━━━━━ EXERCISE MATERIALS

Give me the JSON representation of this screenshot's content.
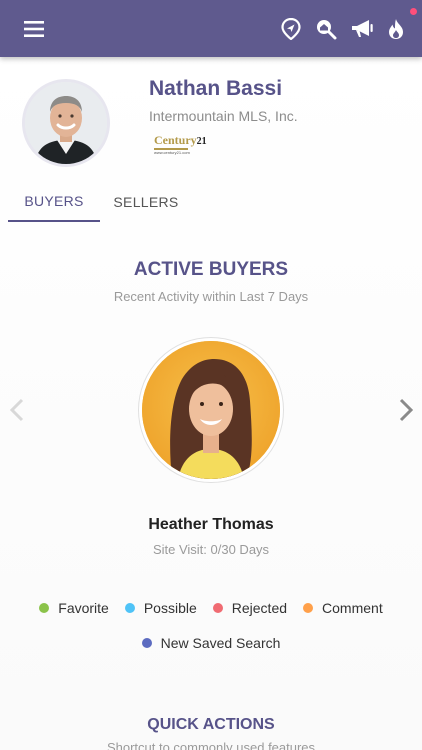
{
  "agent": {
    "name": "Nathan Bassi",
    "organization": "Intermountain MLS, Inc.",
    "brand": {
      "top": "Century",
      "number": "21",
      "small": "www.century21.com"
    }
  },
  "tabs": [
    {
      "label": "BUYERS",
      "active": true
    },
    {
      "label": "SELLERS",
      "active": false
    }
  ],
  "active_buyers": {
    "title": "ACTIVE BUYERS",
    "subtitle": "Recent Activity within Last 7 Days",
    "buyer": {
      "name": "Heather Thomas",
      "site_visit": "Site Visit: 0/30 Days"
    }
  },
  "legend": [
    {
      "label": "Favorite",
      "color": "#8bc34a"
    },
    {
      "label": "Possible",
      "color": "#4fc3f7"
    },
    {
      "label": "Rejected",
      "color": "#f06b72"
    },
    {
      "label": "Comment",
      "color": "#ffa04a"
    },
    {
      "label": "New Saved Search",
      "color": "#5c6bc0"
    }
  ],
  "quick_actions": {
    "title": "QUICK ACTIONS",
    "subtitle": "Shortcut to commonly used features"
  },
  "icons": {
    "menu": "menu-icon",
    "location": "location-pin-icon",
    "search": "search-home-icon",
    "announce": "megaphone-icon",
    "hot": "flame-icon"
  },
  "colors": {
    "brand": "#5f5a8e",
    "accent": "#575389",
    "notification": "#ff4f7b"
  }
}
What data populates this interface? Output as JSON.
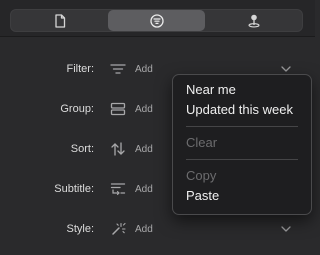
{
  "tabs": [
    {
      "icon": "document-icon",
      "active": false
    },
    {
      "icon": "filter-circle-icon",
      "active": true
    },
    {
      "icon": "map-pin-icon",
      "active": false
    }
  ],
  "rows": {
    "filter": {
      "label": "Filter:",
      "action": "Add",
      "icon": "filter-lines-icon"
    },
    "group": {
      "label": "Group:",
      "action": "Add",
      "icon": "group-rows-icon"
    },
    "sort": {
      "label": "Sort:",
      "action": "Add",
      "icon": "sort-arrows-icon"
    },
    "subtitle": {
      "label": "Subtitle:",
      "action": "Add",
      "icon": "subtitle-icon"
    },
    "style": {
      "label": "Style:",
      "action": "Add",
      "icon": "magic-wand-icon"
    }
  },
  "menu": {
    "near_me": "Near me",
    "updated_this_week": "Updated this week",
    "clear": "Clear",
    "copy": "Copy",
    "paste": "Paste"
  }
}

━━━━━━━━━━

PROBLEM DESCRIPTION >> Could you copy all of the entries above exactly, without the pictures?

ANSWER TO THE PROBLEM >>
Give me the JSON representation of this screenshot's content.
{
  "agent": {
    "name": "Nathan Bassi",
    "organization": "Intermountain MLS, Inc.",
    "brand": {
      "top": "Century",
      "number": "21",
      "small": "www.century21.com"
    }
  },
  "tabs": [
    {
      "label": "BUYERS",
      "active": true
    },
    {
      "label": "SELLERS",
      "active": false
    }
  ],
  "active_buyers": {
    "title": "ACTIVE BUYERS",
    "subtitle": "Recent Activity within Last 7 Days",
    "buyer": {
      "name": "Heather Thomas",
      "site_visit": "Site Visit: 0/30 Days"
    }
  },
  "legend": [
    {
      "label": "Favorite",
      "color": "#8bc34a"
    },
    {
      "label": "Possible",
      "color": "#4fc3f7"
    },
    {
      "label": "Rejected",
      "color": "#f06b72"
    },
    {
      "label": "Comment",
      "color": "#ffa04a"
    },
    {
      "label": "New Saved Search",
      "color": "#5c6bc0"
    }
  ],
  "quick_actions": {
    "title": "QUICK ACTIONS",
    "subtitle": "Shortcut to commonly used features"
  },
  "icons": {
    "menu": "menu-icon",
    "location": "location-pin-icon",
    "search": "search-home-icon",
    "announce": "megaphone-icon",
    "hot": "flame-icon"
  },
  "colors": {
    "brand": "#5f5a8e",
    "accent": "#575389",
    "notification": "#ff4f7b"
  }
}
What data populates this interface? Output as JSON.
{
  "tabs": [
    {
      "icon": "document-icon",
      "active": false
    },
    {
      "icon": "filter-circle-icon",
      "active": true
    },
    {
      "icon": "map-pin-icon",
      "active": false
    }
  ],
  "rows": {
    "filter": {
      "label": "Filter:",
      "action": "Add",
      "icon": "filter-lines-icon"
    },
    "group": {
      "label": "Group:",
      "action": "Add",
      "icon": "group-rows-icon"
    },
    "sort": {
      "label": "Sort:",
      "action": "Add",
      "icon": "sort-arrows-icon"
    },
    "subtitle": {
      "label": "Subtitle:",
      "action": "Add",
      "icon": "subtitle-icon"
    },
    "style": {
      "label": "Style:",
      "action": "Add",
      "icon": "magic-wand-icon"
    }
  },
  "menu": {
    "near_me": "Near me",
    "updated_this_week": "Updated this week",
    "clear": "Clear",
    "copy": "Copy",
    "paste": "Paste"
  }
}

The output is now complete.